▸ SOURCE MATERIAL
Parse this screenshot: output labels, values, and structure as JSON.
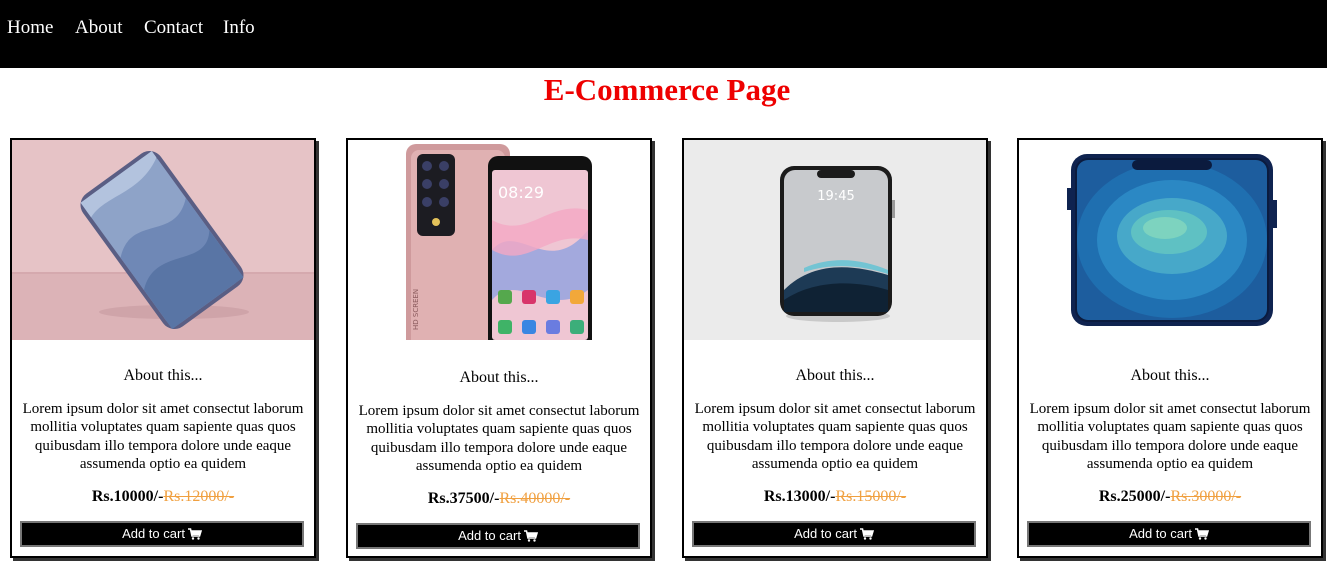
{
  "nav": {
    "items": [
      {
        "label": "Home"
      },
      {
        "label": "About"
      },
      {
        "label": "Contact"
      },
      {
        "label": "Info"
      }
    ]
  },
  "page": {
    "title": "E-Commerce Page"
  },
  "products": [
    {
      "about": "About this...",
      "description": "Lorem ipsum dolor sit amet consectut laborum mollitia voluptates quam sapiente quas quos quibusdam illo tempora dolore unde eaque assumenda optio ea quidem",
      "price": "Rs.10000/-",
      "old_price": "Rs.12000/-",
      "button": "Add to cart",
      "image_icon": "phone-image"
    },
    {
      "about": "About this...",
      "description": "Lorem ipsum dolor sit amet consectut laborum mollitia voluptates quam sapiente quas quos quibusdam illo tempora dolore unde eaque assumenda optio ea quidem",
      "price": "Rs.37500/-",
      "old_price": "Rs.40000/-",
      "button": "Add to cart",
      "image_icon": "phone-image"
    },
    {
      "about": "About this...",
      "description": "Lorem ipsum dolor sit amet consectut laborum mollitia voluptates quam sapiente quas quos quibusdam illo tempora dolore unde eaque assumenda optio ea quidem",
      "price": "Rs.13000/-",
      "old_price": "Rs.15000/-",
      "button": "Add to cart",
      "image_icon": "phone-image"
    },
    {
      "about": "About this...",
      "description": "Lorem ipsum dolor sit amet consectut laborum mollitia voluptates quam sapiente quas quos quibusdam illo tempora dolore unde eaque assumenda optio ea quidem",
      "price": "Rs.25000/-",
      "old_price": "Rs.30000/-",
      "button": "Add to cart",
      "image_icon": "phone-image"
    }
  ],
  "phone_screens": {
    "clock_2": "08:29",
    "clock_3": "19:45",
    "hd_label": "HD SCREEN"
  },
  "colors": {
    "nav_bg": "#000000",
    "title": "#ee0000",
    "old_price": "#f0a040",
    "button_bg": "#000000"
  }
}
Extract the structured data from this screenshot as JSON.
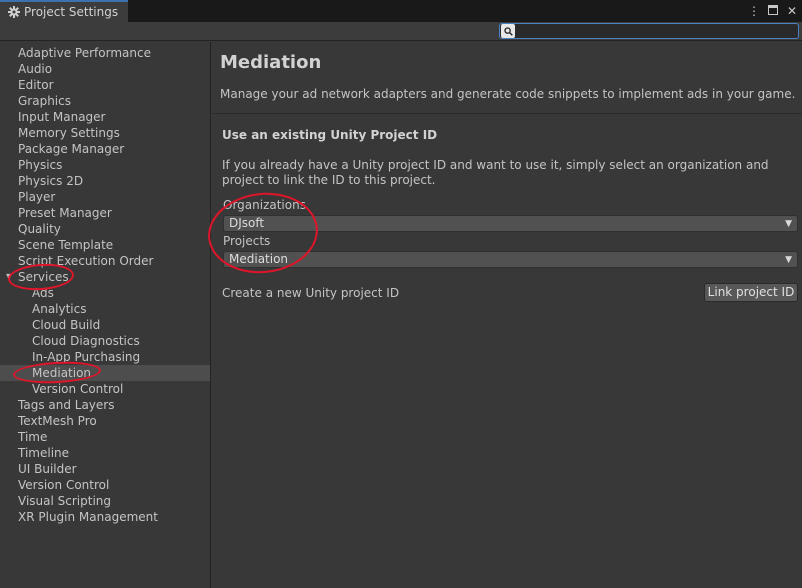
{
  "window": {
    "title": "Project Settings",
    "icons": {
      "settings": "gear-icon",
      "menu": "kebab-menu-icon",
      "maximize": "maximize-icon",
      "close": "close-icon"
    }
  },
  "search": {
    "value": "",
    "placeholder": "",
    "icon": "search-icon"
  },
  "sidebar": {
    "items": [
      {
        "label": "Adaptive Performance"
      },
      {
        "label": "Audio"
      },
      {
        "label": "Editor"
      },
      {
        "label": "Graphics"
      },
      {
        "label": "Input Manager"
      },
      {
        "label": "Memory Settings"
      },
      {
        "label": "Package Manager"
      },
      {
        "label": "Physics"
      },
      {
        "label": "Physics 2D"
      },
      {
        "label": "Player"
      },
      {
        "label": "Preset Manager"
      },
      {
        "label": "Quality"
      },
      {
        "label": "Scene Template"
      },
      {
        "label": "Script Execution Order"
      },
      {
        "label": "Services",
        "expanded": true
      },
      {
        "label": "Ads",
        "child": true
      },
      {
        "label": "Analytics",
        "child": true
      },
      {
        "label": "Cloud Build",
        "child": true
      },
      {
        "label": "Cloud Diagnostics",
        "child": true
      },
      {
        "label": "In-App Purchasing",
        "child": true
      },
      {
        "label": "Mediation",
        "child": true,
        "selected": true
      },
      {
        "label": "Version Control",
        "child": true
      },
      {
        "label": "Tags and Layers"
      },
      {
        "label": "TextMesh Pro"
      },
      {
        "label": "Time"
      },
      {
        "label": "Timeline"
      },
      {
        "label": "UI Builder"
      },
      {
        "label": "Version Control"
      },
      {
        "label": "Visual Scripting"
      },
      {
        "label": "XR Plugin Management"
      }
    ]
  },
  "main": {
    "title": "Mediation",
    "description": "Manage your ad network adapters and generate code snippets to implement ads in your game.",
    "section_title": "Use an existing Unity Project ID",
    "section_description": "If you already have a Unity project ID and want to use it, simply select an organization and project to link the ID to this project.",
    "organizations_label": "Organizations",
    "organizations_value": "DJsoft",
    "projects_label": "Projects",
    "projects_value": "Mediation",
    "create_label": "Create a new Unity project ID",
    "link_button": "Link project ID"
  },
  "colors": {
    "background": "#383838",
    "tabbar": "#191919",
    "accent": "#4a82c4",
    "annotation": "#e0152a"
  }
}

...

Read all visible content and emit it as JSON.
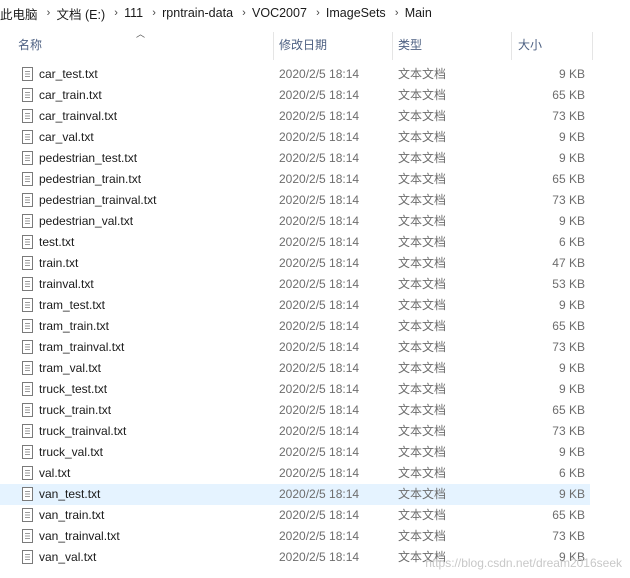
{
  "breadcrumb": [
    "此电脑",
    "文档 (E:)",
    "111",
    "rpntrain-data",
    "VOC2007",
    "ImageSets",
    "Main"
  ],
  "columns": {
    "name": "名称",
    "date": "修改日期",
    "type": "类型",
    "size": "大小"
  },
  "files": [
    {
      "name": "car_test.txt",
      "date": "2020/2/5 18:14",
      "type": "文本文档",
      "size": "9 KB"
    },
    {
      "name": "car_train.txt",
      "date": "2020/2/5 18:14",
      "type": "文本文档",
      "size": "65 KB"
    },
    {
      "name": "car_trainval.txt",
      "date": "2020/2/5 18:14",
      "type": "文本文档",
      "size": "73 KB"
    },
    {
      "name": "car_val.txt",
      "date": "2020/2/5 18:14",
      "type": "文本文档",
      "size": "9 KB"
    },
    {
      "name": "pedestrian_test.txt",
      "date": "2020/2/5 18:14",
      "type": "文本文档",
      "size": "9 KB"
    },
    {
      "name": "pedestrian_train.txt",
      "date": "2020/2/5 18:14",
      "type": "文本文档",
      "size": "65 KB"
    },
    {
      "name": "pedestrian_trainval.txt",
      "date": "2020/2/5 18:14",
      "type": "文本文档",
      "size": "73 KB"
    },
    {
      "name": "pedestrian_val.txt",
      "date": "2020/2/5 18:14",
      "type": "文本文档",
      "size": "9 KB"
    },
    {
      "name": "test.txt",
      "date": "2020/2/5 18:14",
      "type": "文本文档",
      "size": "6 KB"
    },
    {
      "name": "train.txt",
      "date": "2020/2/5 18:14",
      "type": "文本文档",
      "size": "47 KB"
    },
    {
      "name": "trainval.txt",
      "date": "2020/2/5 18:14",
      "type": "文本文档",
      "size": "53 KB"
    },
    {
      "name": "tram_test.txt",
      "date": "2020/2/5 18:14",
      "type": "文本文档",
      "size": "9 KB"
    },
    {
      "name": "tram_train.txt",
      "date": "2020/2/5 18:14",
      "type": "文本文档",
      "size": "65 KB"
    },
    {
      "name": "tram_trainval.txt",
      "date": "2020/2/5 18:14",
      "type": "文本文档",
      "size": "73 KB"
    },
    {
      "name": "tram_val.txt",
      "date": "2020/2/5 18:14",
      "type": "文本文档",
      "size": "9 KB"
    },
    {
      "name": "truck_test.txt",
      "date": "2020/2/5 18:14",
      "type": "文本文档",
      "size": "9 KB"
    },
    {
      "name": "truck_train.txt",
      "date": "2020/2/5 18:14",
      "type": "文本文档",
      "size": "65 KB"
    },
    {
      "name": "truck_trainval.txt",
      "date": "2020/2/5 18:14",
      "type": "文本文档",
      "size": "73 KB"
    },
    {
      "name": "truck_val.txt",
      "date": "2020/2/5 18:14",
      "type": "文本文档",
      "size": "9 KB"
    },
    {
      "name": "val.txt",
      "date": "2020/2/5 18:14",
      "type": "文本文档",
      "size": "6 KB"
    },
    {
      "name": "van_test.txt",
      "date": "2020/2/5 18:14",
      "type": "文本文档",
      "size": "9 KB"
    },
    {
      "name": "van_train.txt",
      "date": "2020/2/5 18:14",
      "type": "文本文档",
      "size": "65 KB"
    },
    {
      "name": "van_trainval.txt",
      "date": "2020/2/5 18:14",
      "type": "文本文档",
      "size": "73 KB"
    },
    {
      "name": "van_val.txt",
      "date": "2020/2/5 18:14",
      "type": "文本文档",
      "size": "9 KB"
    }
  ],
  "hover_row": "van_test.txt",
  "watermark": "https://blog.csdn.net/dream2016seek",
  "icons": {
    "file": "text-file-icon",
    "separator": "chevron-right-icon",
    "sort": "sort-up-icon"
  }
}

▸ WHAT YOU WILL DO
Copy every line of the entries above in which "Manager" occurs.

▸ SOLUTION TO THIS PROBLEM
        "label": "Input Manager"
        "label": "Package Manager"
        "label": "Preset Manager"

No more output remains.